:: TASK DESCRIPTION ::
A faithful copy of the data below is required, leaving out every picture.

:: EXTRACTED RECORDS ::
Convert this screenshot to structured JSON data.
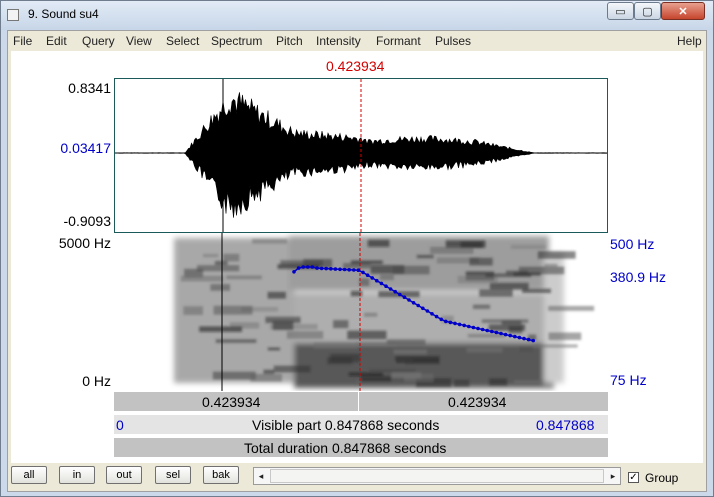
{
  "window": {
    "title": "9. Sound su4"
  },
  "window_controls": {
    "minimize": "▭",
    "maximize": "▢",
    "close": "✕"
  },
  "menu": [
    "File",
    "Edit",
    "Query",
    "View",
    "Select",
    "Spectrum",
    "Pitch",
    "Intensity",
    "Formant",
    "Pulses",
    "Help"
  ],
  "editor": {
    "cursor_time": "0.423934",
    "waveform": {
      "max_label": "0.8341",
      "mid_label": "0.03417",
      "min_label": "-0.9093"
    },
    "spectrogram": {
      "top_label": "5000 Hz",
      "bottom_label": "0 Hz"
    },
    "pitch": {
      "top_label": "500 Hz",
      "cursor_label": "380.9 Hz",
      "bottom_label": "75 Hz"
    },
    "selection_row": {
      "left": "0.423934",
      "right": "0.423934"
    },
    "visible_row": {
      "start": "0",
      "text": "Visible part 0.847868 seconds",
      "end": "0.847868"
    },
    "total_row": {
      "text": "Total duration 0.847868 seconds"
    }
  },
  "bottom": {
    "buttons": [
      "all",
      "in",
      "out",
      "sel",
      "bak"
    ],
    "scroll_left": "◂",
    "scroll_right": "▸",
    "group_label": "Group",
    "group_checked": "✓"
  },
  "colors": {
    "cursor": "#d40000",
    "pitch": "#0000c8",
    "frame": "#1a5a5a"
  }
}
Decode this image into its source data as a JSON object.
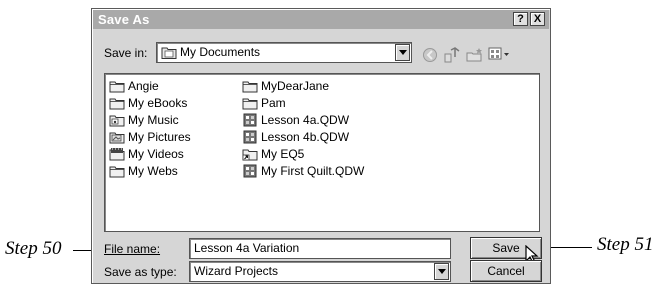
{
  "dialog": {
    "title": "Save As",
    "help_label": "?",
    "close_label": "X"
  },
  "save_in": {
    "label": "Save in:",
    "value": "My Documents"
  },
  "toolbar": {
    "icons": [
      "back-icon",
      "up-folder-icon",
      "new-folder-icon",
      "views-menu-icon"
    ]
  },
  "files": {
    "column1": [
      {
        "name": "Angie",
        "icon": "folder-icon"
      },
      {
        "name": "My eBooks",
        "icon": "folder-icon"
      },
      {
        "name": "My Music",
        "icon": "music-folder-icon"
      },
      {
        "name": "My Pictures",
        "icon": "pictures-folder-icon"
      },
      {
        "name": "My Videos",
        "icon": "video-folder-icon"
      },
      {
        "name": "My Webs",
        "icon": "folder-icon"
      }
    ],
    "column2": [
      {
        "name": "MyDearJane",
        "icon": "folder-icon"
      },
      {
        "name": "Pam",
        "icon": "folder-icon"
      },
      {
        "name": "Lesson 4a.QDW",
        "icon": "quilt-file-icon"
      },
      {
        "name": "Lesson 4b.QDW",
        "icon": "quilt-file-icon"
      },
      {
        "name": "My EQ5",
        "icon": "shortcut-icon"
      },
      {
        "name": "My First Quilt.QDW",
        "icon": "quilt-file-icon"
      }
    ]
  },
  "file_name": {
    "label": "File name:",
    "value": "Lesson 4a Variation"
  },
  "save_type": {
    "label": "Save as type:",
    "value": "Wizard Projects"
  },
  "buttons": {
    "save": "Save",
    "cancel": "Cancel"
  },
  "callouts": {
    "step50": "Step 50",
    "step51": "Step 51"
  }
}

:: OUTPUT FOR THIS EXERCISE ::
Convert this screenshot to structured JSON data.
{
  "window": {
    "title": "9. Sound su4"
  },
  "window_controls": {
    "minimize": "▭",
    "maximize": "▢",
    "close": "✕"
  },
  "menu": [
    "File",
    "Edit",
    "Query",
    "View",
    "Select",
    "Spectrum",
    "Pitch",
    "Intensity",
    "Formant",
    "Pulses",
    "Help"
  ],
  "editor": {
    "cursor_time": "0.423934",
    "waveform": {
      "max_label": "0.8341",
      "mid_label": "0.03417",
      "min_label": "-0.9093"
    },
    "spectrogram": {
      "top_label": "5000 Hz",
      "bottom_label": "0 Hz"
    },
    "pitch": {
      "top_label": "500 Hz",
      "cursor_label": "380.9 Hz",
      "bottom_label": "75 Hz"
    },
    "selection_row": {
      "left": "0.423934",
      "right": "0.423934"
    },
    "visible_row": {
      "start": "0",
      "text": "Visible part 0.847868 seconds",
      "end": "0.847868"
    },
    "total_row": {
      "text": "Total duration 0.847868 seconds"
    }
  },
  "bottom": {
    "buttons": [
      "all",
      "in",
      "out",
      "sel",
      "bak"
    ],
    "scroll_left": "◂",
    "scroll_right": "▸",
    "group_label": "Group",
    "group_checked": "✓"
  },
  "colors": {
    "cursor": "#d40000",
    "pitch": "#0000c8",
    "frame": "#1a5a5a"
  }
}
Decode this image into its source data as a JSON object.
{
  "dialog": {
    "title": "Save As",
    "help_label": "?",
    "close_label": "X"
  },
  "save_in": {
    "label": "Save in:",
    "value": "My Documents"
  },
  "toolbar": {
    "icons": [
      "back-icon",
      "up-folder-icon",
      "new-folder-icon",
      "views-menu-icon"
    ]
  },
  "files": {
    "column1": [
      {
        "name": "Angie",
        "icon": "folder-icon"
      },
      {
        "name": "My eBooks",
        "icon": "folder-icon"
      },
      {
        "name": "My Music",
        "icon": "music-folder-icon"
      },
      {
        "name": "My Pictures",
        "icon": "pictures-folder-icon"
      },
      {
        "name": "My Videos",
        "icon": "video-folder-icon"
      },
      {
        "name": "My Webs",
        "icon": "folder-icon"
      }
    ],
    "column2": [
      {
        "name": "MyDearJane",
        "icon": "folder-icon"
      },
      {
        "name": "Pam",
        "icon": "folder-icon"
      },
      {
        "name": "Lesson 4a.QDW",
        "icon": "quilt-file-icon"
      },
      {
        "name": "Lesson 4b.QDW",
        "icon": "quilt-file-icon"
      },
      {
        "name": "My EQ5",
        "icon": "shortcut-icon"
      },
      {
        "name": "My First Quilt.QDW",
        "icon": "quilt-file-icon"
      }
    ]
  },
  "file_name": {
    "label": "File name:",
    "value": "Lesson 4a Variation"
  },
  "save_type": {
    "label": "Save as type:",
    "value": "Wizard Projects"
  },
  "buttons": {
    "save": "Save",
    "cancel": "Cancel"
  },
  "callouts": {
    "step50": "Step 50",
    "step51": "Step 51"
  }
}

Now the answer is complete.